        Darth Banking Complex: Oh come on. The borrowers will then have no idea of how much their monthly payments will be or what their debt servicing capacities are. They will need to rely on whatever numbers we will show to them – in fact, we may as well fudge some numbers to shorten their travel time on the debt treadmill – they will have no idea anyway. Oh yes, before I forget, I must disclose to you that we newly established a Household Budget Micromanagement Division for our mortgage-stressed customers. In time, we will tell each stressed household (1) what to buy, (2) what to do, (3) what to think, and finally (4) what to feel…… Apparently this is how to manufacture droids – I read it in the Master Palpatine’s legendary Dark Side Manual, so it must be true. Once our mining and manufacturing sectors die out, we can start exporting droids to repair our fucked up TOT balance sheets – there is no way we are going to give up on the flashy up-to-date gadgets which we can show off to our global peers for the welfare of these losers. We will be the proud pioneer of this new droid industry of the 21st century. Call me a visionary down under.

      • That is serious GOLD! You covered a lot in a short space of time. I guess that is the future of the Empire.

    • That’s right. The time to introduce macro prudential to counter the lack of short selling mechanisms (i.e., to bring the housing pseudo market closer to symmetry) was about a decade ago. Long gone.

      Fasten your seatbelts, guys.

      • It’s all long gone. However, in any case, MP controls are not ewnopugh. We need realistically positive RAT interst ratres so people save and we can stop selling off our country so that there is something left for our children and grand-children. Of course that involves a lot of dislocation and for us to curb our outrageous lifestyles…so screw them! Let’s party!
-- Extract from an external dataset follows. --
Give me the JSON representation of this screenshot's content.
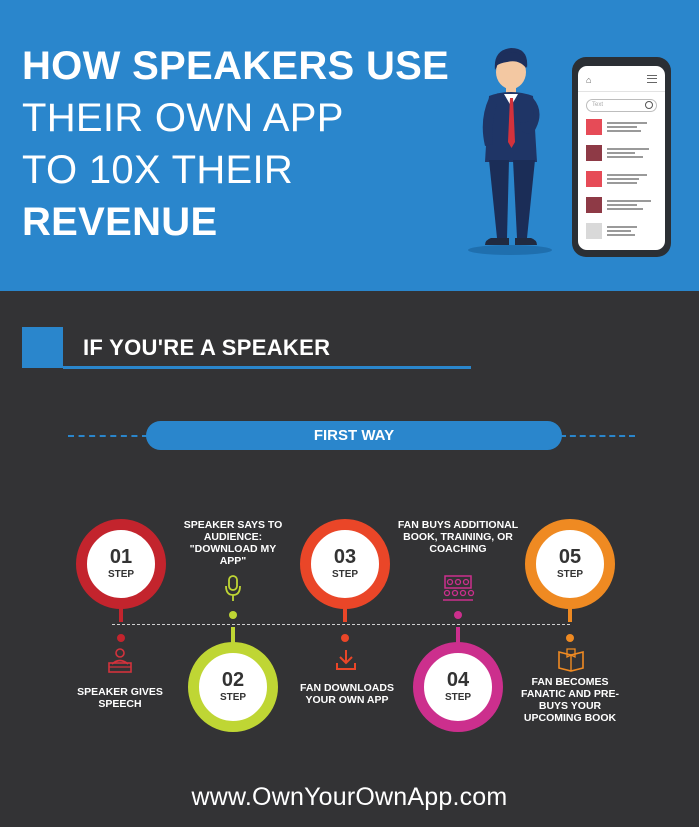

Interest rates need to be cut further to really get the party going again. The RBA needs to stop being behind this curve. The RBA need to have an emergency meeting before Christmnas and get these rates down so we can all have a really good Christmas.

  3. I’m with Dam on this one, this MP stuff is all way to little and way to late. If you wanted to tinker around with the system by adjusting LVR’s the time for this was over 10 years ago. Sorry if it sounds unsympathetic but you guys cooked up this mess and now you have to eat it.

    Unfortunately it’s one of these perverse problems where the best individual wealth creation/protection strategy is to simply join the fray. So I wouldn’t count on any sort of orderly unwinding, this is the sort of problem that Pollies will go to the mattresses over.

    • +10 Bob. That’s our reality. They also have the backing of the RBA. We’re the ones in the hell outside with the gnashing of teeth.

    • Sadly, I have to agree. Looking at the Sydney market, I expect it to go up by at least 20% next year, and push the average price of houses to 1 mil, before it will inevitably pop.

      To put it into perspective, winning the Lotto used to set you up for life. Now it barely pays for a house in a good suburb.